President Giorgio Napolitano, who was re-elected to a second term just last week after an agreement between the main parties, summoned Letta to the presidential palace for the expected nomination.
Letta was seen arriving for the meeting.
The 46-year-old already has extensive government experience and is seen as a "post-ideological" moderate able to bring together the bickering parties that had held up a government deal and bring politics closer to ordinary people.
A former leader of the youth wing of the centre-right Christian Democratic party, Letta is now the deputy leader of the Democratic Party, which is badly divided over joining with Silvio Berlusconi loyalists in government.
Adding to Letta's cross-party credentials is the fact that his uncle, Gianni Letta, has been Berlusconi's right-hand man for many years.
The youthful Letta is expected to select ministers and formally accept the nomination within days, with analysts predicting the government could be fully installed by the end of this week.
The eurozone's third largest economy has been mired in a bitter political crisis ever since a general election in which a centre-left coalition led by the Democratic Party came first but failed to win an overall parliamentary majority.
The gridlock has spooked European capitals and investors had warned that prolonged uncertainty could lead to instability on the financial markets for a recession-ravaged economy that is struggling to keep its public finances in check.
"Constant conflict is a luxury that Italy cannot afford. The government has to be one of national pacification," said Massimo Franco, a columnist for the top-selling Corriere della Sera daily.
The Democratic Party (PD), which had previously ruled out an alliance with Berlusconi's rightist People of Freedom party, said on Tuesday it was open to any option suggested by the 87-year-old president.
"A grand coalition government is a bitter medicine for the PD," said Stefano Folli, columnist for business daily Il Sole 24 Ore.
Berlusconi has already said his party will support the president's choice, as has the centrist Civic Choice group led by Prime Minister Mario Monti.
The combination of right, centre and left mirrors the loose alliance that backed Monti's reform-oriented technocratic government until Berlusconi pulled his party's support for it in December, precipitating early elections.
The PD has been badly divided since the inconclusive result of the February 24-25 polls and its entire leadership resigned on Friday after two of its presidential nominations failed to get voted because of a rebellion within party ranks.
Napolitano was eventually re-elected on Saturday -- the first Italian president to stay on -- after the main political parties pleaded with him to resolve their differences.
At his swearing-in on Monday, Napolitano accused the parties of being "deaf" to the calls for reform from ordinary Italians and of committing "mistakes, omissions and irresponsibilities".
Napolitano threatened to resign if the parties continued stalling and said they should form a government "without delay" based on a realistic assessment of their strength in parliament.

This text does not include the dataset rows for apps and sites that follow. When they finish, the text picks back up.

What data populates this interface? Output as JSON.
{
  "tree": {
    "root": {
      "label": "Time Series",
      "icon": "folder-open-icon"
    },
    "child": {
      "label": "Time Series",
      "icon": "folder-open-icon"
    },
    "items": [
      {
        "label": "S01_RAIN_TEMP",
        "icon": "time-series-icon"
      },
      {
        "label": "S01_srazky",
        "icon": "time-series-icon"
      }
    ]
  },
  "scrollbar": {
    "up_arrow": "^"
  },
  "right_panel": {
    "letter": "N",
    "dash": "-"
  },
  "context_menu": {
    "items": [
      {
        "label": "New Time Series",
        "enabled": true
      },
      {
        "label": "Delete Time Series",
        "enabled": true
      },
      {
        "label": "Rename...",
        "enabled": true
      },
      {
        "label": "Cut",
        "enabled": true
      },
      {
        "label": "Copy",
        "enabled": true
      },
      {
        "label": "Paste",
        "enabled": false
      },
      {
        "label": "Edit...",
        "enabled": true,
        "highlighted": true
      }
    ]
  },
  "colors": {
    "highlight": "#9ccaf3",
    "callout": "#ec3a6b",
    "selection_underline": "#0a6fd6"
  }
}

The Five Star Movement, a new protest party that won a quarter of the vote and came third in the elections, said after talks with Napolitano on Tuesday that it would lead the opposition.

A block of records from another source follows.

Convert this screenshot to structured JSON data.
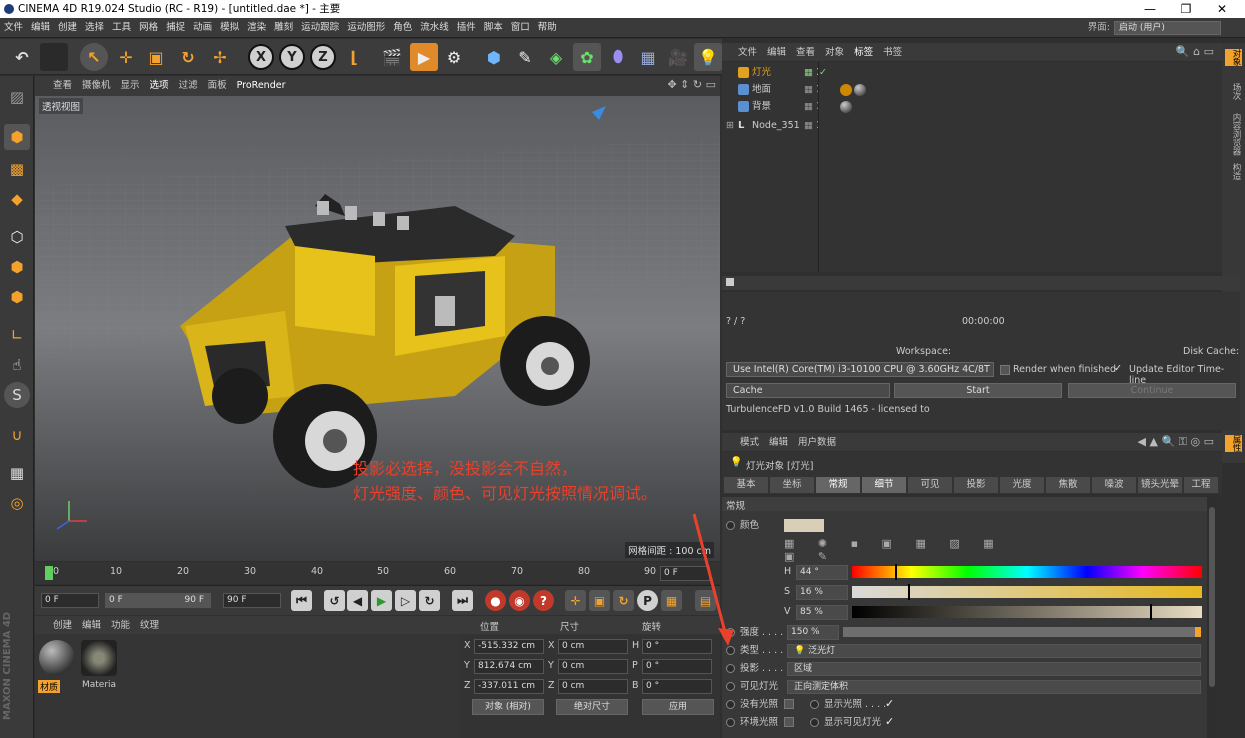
{
  "window": {
    "title": "CINEMA 4D R19.024 Studio (RC - R19) - [untitled.dae *] - 主要",
    "controls": [
      "—",
      "❐",
      "✕"
    ]
  },
  "menu": {
    "items": [
      "文件",
      "编辑",
      "创建",
      "选择",
      "工具",
      "网格",
      "捕捉",
      "动画",
      "模拟",
      "渲染",
      "雕刻",
      "运动跟踪",
      "运动图形",
      "角色",
      "流水线",
      "插件",
      "脚本",
      "窗口",
      "帮助"
    ],
    "layout_label": "界面:",
    "layout_value": "启动 (用户)"
  },
  "toolbar": {
    "axis_x": "X",
    "axis_y": "Y",
    "axis_z": "Z"
  },
  "viewport": {
    "menu": [
      "查看",
      "摄像机",
      "显示",
      "选项",
      "过滤",
      "面板",
      "ProRender"
    ],
    "label": "透视视图",
    "grid_distance": "网格间距 : 100 cm",
    "annotation_line1": "投影必选择，没投影会不自然，",
    "annotation_line2": "灯光强度、颜色、可见灯光按照情况调试。"
  },
  "timeline": {
    "ticks": [
      "0",
      "10",
      "20",
      "30",
      "40",
      "50",
      "60",
      "70",
      "80",
      "90"
    ],
    "current_frame": "0 F"
  },
  "playbar": {
    "start": "0 F",
    "preview_start": "0 F",
    "preview_end": "90 F",
    "end": "90 F"
  },
  "materials": {
    "menu": [
      "创建",
      "编辑",
      "功能",
      "纹理"
    ],
    "items": [
      {
        "name": "材质",
        "selected": true
      },
      {
        "name": "Materia",
        "selected": false
      }
    ]
  },
  "maxon_logo": "MAXON CINEMA 4D",
  "coordinates": {
    "headers": [
      "位置",
      "尺寸",
      "旋转"
    ],
    "rows": [
      {
        "axis": "X",
        "pos": "-515.332 cm",
        "size_axis": "X",
        "size": "0 cm",
        "rot_axis": "H",
        "rot": "0 °"
      },
      {
        "axis": "Y",
        "pos": "812.674 cm",
        "size_axis": "Y",
        "size": "0 cm",
        "rot_axis": "P",
        "rot": "0 °"
      },
      {
        "axis": "Z",
        "pos": "-337.011 cm",
        "size_axis": "Z",
        "size": "0 cm",
        "rot_axis": "B",
        "rot": "0 °"
      }
    ],
    "mode": "对象 (相对)",
    "size_mode": "绝对尺寸",
    "apply": "应用"
  },
  "object_manager": {
    "menu": [
      "文件",
      "编辑",
      "查看",
      "对象",
      "标签",
      "书签"
    ],
    "objects": [
      {
        "name": "灯光",
        "color": "#e0a020"
      },
      {
        "name": "地面",
        "color": "#5a8fd0"
      },
      {
        "name": "背景",
        "color": "#5a8fd0"
      },
      {
        "name": "Node_351",
        "color": "#dddddd"
      }
    ],
    "right_tabs": [
      "对象",
      "场次",
      "内容浏览器",
      "构造"
    ]
  },
  "render": {
    "progress": "? / ?",
    "time": "00:00:00",
    "workspace_label": "Workspace:",
    "disk_cache_label": "Disk Cache:",
    "device": "Use  Intel(R) Core(TM) i3-10100 CPU @ 3.60GHz 4C/8T",
    "render_when_finished": "Render when finished",
    "update_editor": "Update Editor Time-line",
    "cache": "Cache",
    "start": "Start",
    "continue": "Continue",
    "build": "TurbulenceFD v1.0 Build 1465 - licensed to"
  },
  "attributes": {
    "menu": [
      "模式",
      "编辑",
      "用户数据"
    ],
    "object_title": "灯光对象 [灯光]",
    "tabs": [
      "基本",
      "坐标",
      "常规",
      "细节",
      "可见",
      "投影",
      "光度",
      "焦散",
      "噪波",
      "镜头光晕",
      "工程"
    ],
    "active_tab": "常规",
    "section": "常规",
    "color_label": "颜色",
    "h_label": "H",
    "h_value": "44 °",
    "s_label": "S",
    "s_value": "16 %",
    "v_label": "V",
    "v_value": "85 %",
    "intensity_label": "强度 . . . .",
    "intensity_value": "150 %",
    "type_label": "类型 . . . .",
    "type_value": "泛光灯",
    "shadow_label": "投影 . . . .",
    "shadow_value": "区域",
    "visible_label": "可见灯光",
    "visible_value": "正向测定体积",
    "no_light_label": "没有光照",
    "show_light_label": "显示光照 . . . .",
    "ambient_label": "环境光照",
    "show_visible_label": "显示可见灯光",
    "right_tab": "属性",
    "hsv_h": 0.122,
    "hsv_s": 0.16,
    "hsv_v": 0.85,
    "intensity_fraction": 1.0
  },
  "colors": {
    "accent_orange": "#f3a32d",
    "annotation_red": "#e8412c",
    "vehicle_yellow": "#e6c21a"
  }
}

Several smaller parties on both right and left also said they would stay out of the new cabinet.
Monti's government remains in office until a new one is formed but it has only interim powers.
Business leaders, trade unionists and the Catholic Church have urged politicians to act quickly as a painful recession forces firms to shut down and leaves many Italians struggling to make ends meet.
Stocks have been performing well in recent days as the long political crisis has drawn to an end but stocks in Milan responded negatively to reports of Letta's expected nomination, with the benchmark index down by 0.6 percent.
The favourite for the nomination had been Giuliano Amato, a 74-year-old two-time former prime minister and academic who has a strong reputation in Europe.